Content starts

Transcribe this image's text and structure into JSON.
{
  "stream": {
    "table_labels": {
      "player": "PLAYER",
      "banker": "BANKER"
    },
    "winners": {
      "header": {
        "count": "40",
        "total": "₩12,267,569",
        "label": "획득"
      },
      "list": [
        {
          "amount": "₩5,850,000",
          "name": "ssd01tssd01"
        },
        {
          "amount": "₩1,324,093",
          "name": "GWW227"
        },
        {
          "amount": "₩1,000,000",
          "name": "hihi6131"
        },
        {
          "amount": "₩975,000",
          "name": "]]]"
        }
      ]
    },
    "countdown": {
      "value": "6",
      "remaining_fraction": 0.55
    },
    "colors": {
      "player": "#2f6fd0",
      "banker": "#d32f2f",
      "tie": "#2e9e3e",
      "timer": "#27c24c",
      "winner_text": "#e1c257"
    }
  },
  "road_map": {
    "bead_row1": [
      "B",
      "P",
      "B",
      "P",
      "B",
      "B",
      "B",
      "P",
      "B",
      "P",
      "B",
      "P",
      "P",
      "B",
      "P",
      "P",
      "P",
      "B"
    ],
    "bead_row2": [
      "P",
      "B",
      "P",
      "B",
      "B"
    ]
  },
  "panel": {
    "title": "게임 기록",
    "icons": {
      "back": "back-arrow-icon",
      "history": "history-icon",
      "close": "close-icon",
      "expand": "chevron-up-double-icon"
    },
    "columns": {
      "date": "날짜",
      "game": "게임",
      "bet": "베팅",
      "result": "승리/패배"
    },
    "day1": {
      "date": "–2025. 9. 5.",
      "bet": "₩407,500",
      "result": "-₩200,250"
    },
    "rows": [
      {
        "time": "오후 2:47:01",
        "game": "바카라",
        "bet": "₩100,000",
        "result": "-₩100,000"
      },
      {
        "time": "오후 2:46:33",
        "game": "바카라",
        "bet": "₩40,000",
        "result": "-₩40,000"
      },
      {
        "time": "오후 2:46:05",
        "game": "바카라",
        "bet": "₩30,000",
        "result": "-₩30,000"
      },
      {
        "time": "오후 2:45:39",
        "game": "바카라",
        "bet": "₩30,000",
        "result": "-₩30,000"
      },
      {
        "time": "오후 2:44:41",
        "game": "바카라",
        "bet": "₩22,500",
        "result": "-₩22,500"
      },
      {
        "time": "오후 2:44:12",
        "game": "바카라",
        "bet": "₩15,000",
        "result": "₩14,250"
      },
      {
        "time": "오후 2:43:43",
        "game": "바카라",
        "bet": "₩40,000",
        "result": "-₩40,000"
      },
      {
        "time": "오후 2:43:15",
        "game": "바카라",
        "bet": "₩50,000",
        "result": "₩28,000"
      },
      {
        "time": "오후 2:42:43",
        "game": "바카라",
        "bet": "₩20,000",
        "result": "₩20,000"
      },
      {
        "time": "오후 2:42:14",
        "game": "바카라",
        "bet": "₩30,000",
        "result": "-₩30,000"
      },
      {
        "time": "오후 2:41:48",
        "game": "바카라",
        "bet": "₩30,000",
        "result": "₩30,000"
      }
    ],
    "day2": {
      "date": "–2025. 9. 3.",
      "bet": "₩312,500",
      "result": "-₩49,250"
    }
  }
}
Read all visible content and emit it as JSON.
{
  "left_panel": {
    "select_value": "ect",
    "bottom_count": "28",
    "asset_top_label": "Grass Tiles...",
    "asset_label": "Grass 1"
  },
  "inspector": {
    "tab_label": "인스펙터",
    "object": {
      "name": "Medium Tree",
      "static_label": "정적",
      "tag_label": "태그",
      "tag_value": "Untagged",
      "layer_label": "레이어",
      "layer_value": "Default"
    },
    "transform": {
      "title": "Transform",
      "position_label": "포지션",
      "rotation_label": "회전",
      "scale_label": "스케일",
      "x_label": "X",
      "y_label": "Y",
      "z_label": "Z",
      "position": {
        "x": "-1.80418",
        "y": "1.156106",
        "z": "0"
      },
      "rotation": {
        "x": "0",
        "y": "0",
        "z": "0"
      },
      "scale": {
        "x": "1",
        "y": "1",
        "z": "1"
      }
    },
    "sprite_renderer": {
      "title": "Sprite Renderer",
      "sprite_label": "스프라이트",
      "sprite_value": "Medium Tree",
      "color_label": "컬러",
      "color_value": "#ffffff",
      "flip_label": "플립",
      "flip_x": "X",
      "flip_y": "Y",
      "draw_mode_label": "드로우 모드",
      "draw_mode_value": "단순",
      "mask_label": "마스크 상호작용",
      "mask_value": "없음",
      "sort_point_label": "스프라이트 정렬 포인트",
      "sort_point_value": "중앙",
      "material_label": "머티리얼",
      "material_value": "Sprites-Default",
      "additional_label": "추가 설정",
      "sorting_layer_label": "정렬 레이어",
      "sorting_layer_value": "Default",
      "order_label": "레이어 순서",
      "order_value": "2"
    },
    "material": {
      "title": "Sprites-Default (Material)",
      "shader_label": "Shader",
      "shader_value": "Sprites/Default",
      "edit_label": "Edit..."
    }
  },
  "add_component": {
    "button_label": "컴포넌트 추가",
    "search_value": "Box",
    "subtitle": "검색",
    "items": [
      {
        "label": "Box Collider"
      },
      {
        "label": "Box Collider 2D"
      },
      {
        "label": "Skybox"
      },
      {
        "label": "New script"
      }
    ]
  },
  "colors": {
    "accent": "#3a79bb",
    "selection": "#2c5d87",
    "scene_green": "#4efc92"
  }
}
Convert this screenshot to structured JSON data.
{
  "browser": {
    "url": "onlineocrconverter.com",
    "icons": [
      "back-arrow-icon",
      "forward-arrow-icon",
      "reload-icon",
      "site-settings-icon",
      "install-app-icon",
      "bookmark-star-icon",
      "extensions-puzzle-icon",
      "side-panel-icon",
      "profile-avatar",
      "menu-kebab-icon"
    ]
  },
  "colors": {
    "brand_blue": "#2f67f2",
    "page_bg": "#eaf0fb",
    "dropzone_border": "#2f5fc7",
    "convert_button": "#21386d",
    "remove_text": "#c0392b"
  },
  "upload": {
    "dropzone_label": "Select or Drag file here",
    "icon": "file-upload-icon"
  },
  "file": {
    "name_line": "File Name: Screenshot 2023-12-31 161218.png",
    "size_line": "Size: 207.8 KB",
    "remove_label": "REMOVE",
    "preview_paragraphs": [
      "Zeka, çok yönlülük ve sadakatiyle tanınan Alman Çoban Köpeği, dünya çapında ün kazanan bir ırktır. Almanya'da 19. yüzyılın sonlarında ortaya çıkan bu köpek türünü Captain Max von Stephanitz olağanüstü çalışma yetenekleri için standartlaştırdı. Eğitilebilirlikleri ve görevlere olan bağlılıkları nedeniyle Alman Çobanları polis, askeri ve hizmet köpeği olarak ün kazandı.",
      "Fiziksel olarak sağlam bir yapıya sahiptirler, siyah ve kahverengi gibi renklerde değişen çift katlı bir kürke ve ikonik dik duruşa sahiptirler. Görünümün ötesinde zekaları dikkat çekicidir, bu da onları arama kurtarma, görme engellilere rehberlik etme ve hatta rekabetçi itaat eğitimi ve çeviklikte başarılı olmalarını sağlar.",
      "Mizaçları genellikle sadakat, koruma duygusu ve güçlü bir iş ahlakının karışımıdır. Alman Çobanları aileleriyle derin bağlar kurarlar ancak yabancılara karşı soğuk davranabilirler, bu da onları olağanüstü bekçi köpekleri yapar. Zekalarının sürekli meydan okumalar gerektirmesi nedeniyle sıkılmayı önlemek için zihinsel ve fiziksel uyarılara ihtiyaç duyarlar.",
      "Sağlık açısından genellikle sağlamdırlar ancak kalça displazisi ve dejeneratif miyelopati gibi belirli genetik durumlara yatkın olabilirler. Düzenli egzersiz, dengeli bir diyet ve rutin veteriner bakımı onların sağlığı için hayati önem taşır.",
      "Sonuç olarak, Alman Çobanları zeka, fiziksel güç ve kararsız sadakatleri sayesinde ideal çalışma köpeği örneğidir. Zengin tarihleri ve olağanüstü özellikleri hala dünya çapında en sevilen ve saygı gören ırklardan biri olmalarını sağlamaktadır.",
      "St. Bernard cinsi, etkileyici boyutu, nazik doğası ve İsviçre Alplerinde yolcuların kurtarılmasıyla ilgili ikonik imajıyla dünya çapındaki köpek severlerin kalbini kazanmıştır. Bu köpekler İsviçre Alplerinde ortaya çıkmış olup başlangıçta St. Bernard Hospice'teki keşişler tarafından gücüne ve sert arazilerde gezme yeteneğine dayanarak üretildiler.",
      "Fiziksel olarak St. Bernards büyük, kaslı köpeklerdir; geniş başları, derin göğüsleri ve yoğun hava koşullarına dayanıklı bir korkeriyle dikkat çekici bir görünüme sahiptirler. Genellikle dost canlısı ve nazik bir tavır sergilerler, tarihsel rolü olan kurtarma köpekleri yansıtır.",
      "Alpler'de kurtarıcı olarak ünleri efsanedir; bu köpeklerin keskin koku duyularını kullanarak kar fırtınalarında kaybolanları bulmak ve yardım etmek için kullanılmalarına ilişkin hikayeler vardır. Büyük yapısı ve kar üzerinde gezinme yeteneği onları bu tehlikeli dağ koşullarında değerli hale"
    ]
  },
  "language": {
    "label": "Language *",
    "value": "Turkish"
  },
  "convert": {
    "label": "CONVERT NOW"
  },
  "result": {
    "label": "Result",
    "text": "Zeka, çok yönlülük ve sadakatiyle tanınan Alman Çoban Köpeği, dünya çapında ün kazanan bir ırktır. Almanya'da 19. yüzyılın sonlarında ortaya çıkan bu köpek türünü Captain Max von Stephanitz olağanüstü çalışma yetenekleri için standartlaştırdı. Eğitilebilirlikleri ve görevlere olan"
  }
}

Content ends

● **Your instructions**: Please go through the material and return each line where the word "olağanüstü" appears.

● **Task solution**:
      "Zeka, çok yönlülük ve sadakatiyle tanınan Alman Çoban Köpeği, dünya çapında ün kazanan bir ırktır. Almanya'da 19. yüzyılın sonlarında ortaya çıkan bu köpek türünü Captain Max von Stephanitz olağanüstü çalışma yetenekleri için standartlaştırdı. Eğitilebilirlikleri ve görevlere olan bağlılıkları nedeniyle Alman Çobanları polis, askeri ve hizmet köpeği olarak ün kazandı.",
      "Mizaçları genellikle sadakat, koruma duygusu ve güçlü bir iş ahlakının karışımıdır. Alman Çobanları aileleriyle derin bağlar kurarlar ancak yabancılara karşı soğuk davranabilirler, bu da onları olağanüstü bekçi köpekleri yapar. Zekalarının sürekli meydan okumalar gerektirmesi nedeniyle sıkılmayı önlemek için zihinsel ve fiziksel uyarılara ihtiyaç duyarlar.",
      "Sonuç olarak, Alman Çobanları zeka, fiziksel güç ve kararsız sadakatleri sayesinde ideal çalışma köpeği örneğidir. Zengin tarihleri ve olağanüstü özellikleri hala dünya çapında en sevilen ve saygı gören ırklardan biri olmalarını sağlamaktadır.",
    "text": "Zeka, çok yönlülük ve sadakatiyle tanınan Alman Çoban Köpeği, dünya çapında ün kazanan bir ırktır. Almanya'da 19. yüzyılın sonlarında ortaya çıkan bu köpek türünü Captain Max von Stephanitz olağanüstü çalışma yetenekleri için standartlaştırdı. Eğitilebilirlikleri ve görevlere olan"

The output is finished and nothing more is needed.